I'd look for three-bladed propellers with a pitch 1.1 to 1.4 times the diameter. You'll need one left and one right handed. To keep the cost down, get plastic propellers and when you're in the ball-park you can upgrade to brass or bronze later.
- Motor - The power requirement is split between two motors on the model. I think two 500-size motors would get you there. Master Airscrew Speed 550 or Graupner Speed 500 would probably work well.
The work-point for the motors will probably not be at max efficiency, since it's a direct drive. These motors should provide plenty of headroom though, so it shouldn't be a problem. I also feel you have enough displacement to be able to haul as much batteries as you'll need.
I have a feeling, since you are thinking of running direct drive, that the smaller propeller you use, the more efficient the motors will run.
- Motor Coupling - Again, Graupner has some decent quality couplings. Since you will be using a left and a right hand propeller, I'd stay clear of the coupling that looks like an extension spring between two clamp collars. They don't transmit power equally when rotating left vs. right.
Instead, look for the universal joint looking couplings. The best ones have two knuckles - one to adjust for angular misalignment, and the other for radial offset.

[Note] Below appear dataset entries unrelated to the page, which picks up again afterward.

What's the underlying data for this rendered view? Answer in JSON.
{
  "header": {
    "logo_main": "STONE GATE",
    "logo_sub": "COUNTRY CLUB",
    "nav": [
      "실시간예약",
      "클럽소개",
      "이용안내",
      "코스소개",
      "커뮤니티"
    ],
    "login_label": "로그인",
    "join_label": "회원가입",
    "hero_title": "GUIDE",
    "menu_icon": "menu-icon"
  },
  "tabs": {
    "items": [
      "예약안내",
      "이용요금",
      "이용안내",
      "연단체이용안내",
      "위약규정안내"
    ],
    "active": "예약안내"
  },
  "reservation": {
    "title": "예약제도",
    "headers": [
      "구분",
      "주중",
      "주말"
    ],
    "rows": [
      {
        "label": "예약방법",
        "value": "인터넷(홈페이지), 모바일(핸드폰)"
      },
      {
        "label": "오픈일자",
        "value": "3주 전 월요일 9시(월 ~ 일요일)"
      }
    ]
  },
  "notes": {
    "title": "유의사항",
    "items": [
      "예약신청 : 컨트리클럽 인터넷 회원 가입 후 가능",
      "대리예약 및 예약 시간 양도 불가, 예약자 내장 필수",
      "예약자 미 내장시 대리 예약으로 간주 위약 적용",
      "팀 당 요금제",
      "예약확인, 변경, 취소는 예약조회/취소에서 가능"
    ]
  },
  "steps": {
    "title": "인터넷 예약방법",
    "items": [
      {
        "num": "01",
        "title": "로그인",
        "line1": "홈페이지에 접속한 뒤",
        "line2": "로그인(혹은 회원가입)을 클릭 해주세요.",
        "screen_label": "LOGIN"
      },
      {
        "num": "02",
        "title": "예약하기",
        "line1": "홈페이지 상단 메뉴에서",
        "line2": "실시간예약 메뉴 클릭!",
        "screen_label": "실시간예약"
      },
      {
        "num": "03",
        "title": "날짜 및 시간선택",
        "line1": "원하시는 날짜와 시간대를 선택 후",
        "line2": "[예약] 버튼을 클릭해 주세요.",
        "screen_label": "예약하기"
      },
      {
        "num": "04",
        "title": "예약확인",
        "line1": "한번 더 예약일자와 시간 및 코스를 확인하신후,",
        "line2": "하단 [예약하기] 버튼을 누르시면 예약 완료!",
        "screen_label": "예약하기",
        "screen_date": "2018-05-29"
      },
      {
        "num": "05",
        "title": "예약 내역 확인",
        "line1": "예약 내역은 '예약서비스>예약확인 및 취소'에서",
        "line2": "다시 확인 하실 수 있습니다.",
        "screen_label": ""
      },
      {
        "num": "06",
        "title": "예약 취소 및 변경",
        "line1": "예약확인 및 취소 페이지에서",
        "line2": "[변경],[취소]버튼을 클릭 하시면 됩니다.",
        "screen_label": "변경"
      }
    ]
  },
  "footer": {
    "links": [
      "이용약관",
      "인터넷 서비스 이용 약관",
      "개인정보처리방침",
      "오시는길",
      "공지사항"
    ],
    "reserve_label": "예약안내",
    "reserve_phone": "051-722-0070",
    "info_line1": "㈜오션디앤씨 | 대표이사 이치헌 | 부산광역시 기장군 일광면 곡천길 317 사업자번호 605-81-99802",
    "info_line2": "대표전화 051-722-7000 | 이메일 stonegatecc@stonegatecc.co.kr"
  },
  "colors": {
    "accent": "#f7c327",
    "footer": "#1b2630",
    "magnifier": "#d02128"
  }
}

It's good practice to give it your best effort to avoid misalignment. The benefits include:
- Runs quieter
- Reduce wear on the motor and coupling (extended life)
- Longer run-time
- Less vibrations
The couplings typically come with some brass tubes to be used as shaft adapters between common shaft sizes. 1/8" is the standard motor shaft size for the 500/550 size motors. As mentioned earlier, 4mm is the most common propeller shaft diameter.
Most of what I've left out has to do with the RC controls - Transmitter, servos, Speed control etc. I feel that can be worked out once the boat is built and rudders, shafts, motors etc are in place.
Hopefully, I'll have articles covering those aspects in detail once you get there. Browse the Q&A, there has been questions about many of these in other contexts. The answers may not be general enough to give you a definite answer, but maybe help you enough to come back with a more specific question later on.
Best of luck for now!